The National Law Journal
November 16, 2015
he Nebraska Legislature in May 2014 overrode the governor's veto of a bill repealing the state's capital punishment law. In October of this year, a successful drive by death penalty supporters to force a referendum on the issue culminated in the law's suspension. More startling than conservative Nebraskans' ambivalence about a charged topic is this development's stark contrast with the growing opposition to the penalty that has arisen in the 21st century. Lately, it is only picking up speed.
Witness, for example, the statement in June by dissenting U.S. Supreme Court Justice Stephen Breyer, joined by Ruth Ginsburg, in Glossip v. Gross. In that decision, which rejected an Eighth Amendment attack on Oklahoma's lethal-injection method, the two called for full briefing on whether capital punishment violates the Constitution. They concluded that it "very likely" does.
In a 2008 case, Baze v. Rees, upholding Kentucky's execution protocol, Justice John Paul Stevens also urged the court to reconsider the global question and announced his renunciation of the penalty (although, based on precedent, he reluctantly joined the majority opinion.)
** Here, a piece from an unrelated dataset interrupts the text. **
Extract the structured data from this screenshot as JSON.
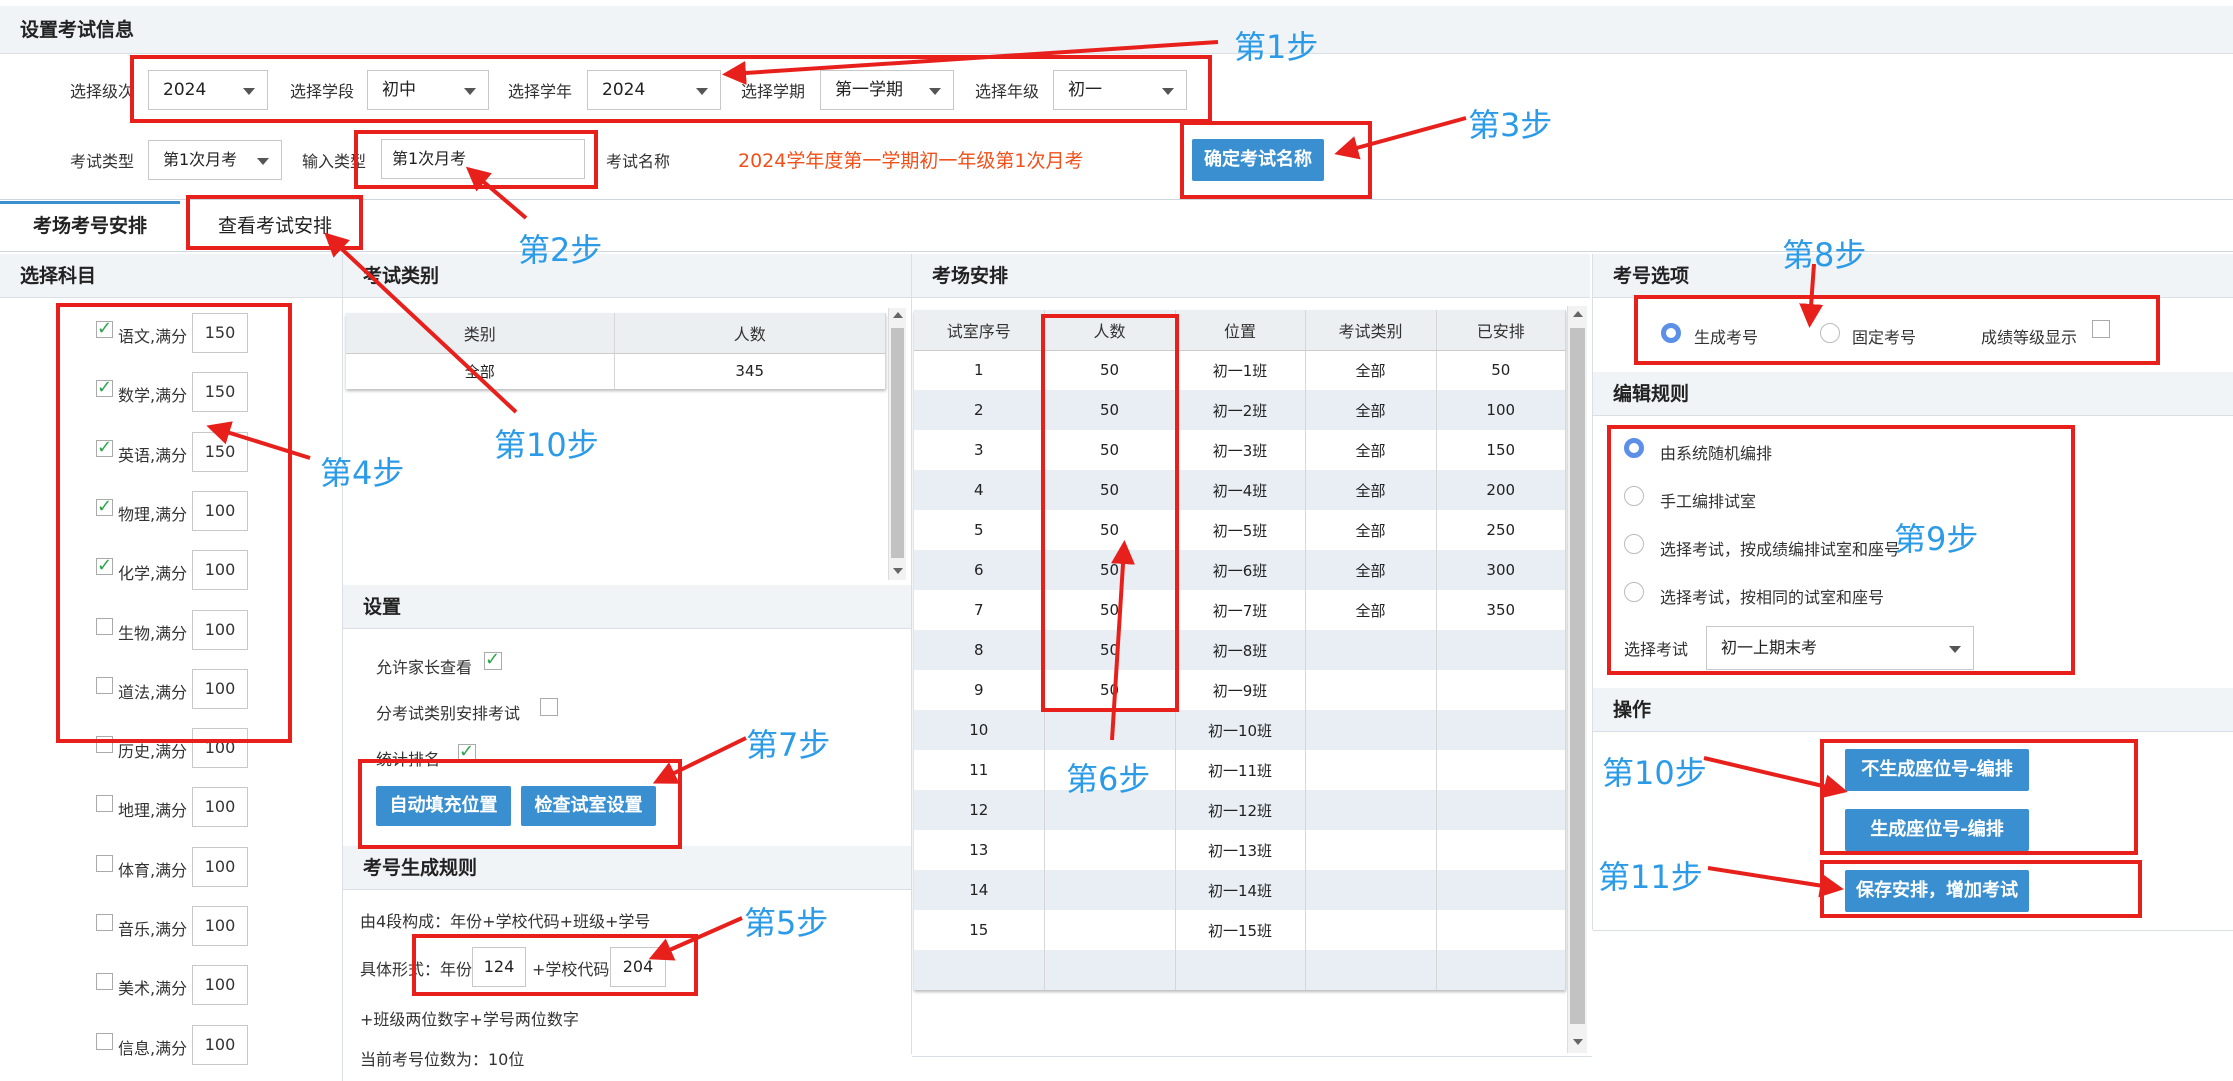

More radically, Justice Harry Blackmun, in a dissent from a denial of certiorari in Callins v. Collins, proclaimed in 1994: "From this day forward, I no longer shall tinker with the machinery of death," in a dissent from a denial of certiorari. He thereby associated himself with the absolutist position consistently taken by Justices Thurgood Marshall and William Brennan. It is unclear whether Breyer and Ginsburg will now refuse to sustain a death sentence in any context. Interestingly, Justice Antonin Scalia, who denounced the Breyer-Ginsburg statement as "gobbledy-gook," recently remarked he "wouldn't be surprised" if his colleagues abolished capital punishment.
Laws on the books
Facts on the ground may be mooting the issue, as a practical matter — at least in most parts of the country. Breyer's four-pronged challenge to the penalty's constitutionality — it is unreliable, arbitrary and subject to excessive delays (hence, cruel), and it is rapidly disappearing (hence, unusual) — heavily relied on these realities. Statistics pointedly illustrate his arguments. For one thing, laws on the books are changing. In 1972, when Furman v. Georgia nullified all existing capital statutes, only nine states had no death penalty. That number has risen to 19 (with Nebraska). Seven states have embraced abolition in the last decade.
Further, the laws as written tell a misleading tale. From a high of 98 in 1999, executions have plummeted to 35 in 2014. Since 2009, the decline has been steady, with the exception of one "flat" period in 2010 and 2011.
This year the slump seems poised to continue. Even active death penalty jurisdictions like Virginia have seen steep diminutions in new death sentences. There were 73 last year, compared with numbers in the hundreds from 2001 to 2010, and in the two hundreds earlier.
It seems highly likely that one circumstance "spooking" jurors, and contributing generally to the lessening public support for the penalty reflected in polls, is the mounting total of exonerations of death row inmates — at least 115 to date. Although DNA testing has proven a major factor in establishing innocence, revealed pitfalls of more traditional forms of evidence such as stranger identifications and certain types of forensic proof (microscopic hair evidence, for instance) have also undermined convictions, often decades after judgment.
Heightened scrutiny certainly makes discovery of these miscarriages of justice more probable in capital cases. But as Breyer and Ginsburg noted in Glossip, flawed prosecutions, including withholding of exculpatory facts, and erroneous findings of guilt may also be likelier in this setting because of the greater pressure to convict where a murder is especially notorious or gruesome.
In recent years, legislatures have given juries the life-without-parole alternative to death sentencing. Because this option provides them with an acceptable means of acting on any residual doubts (or moral qualms), it has helped to fuel the retreat from capital punishment.
So, too, almost certainly, have the data showing the huge marginal expense of capital proceedings. Special procedures, such as death-qualification of jurors and a separate penalty phase, impose large costs, as do mandatory appeals, with frequent reversals resulting in further trials and appeals. It is, therefore, unsurprising that in Texas — the state with the third-largest death row, the leader nationally in executions — a capital case on average demands an outlay of $2.3 million, approximately three times what is needed to incarcerate a prisoner under maximum security for 40 years. And since fewer such prosecutions now result in a death penalty verdict, small wonder that lawmakers increasingly feel the game is hardly worth the candle.
Fortunately, in part because of increased funding, representation of capital defendants has vastly improved in recent years. In earlier days, its level was so uniformly low that Steven Bright, a leading death penalty attorney, called the punishment one "not for the worst crime but for the worst lawyer." This enhancement of standards, largely due to the spread of specialized resource centers and statewide defender organizations, has also contributed to the obsolescence of capital verdicts and sentences: obtaining these is no longer like shooting fish in a barrel.
Simply put, if Furman II ever comes to pass, it may amount to only the last nail in the coffin of the American death penalty. The people of this country will probably have effectively interred it long before the Supreme Court.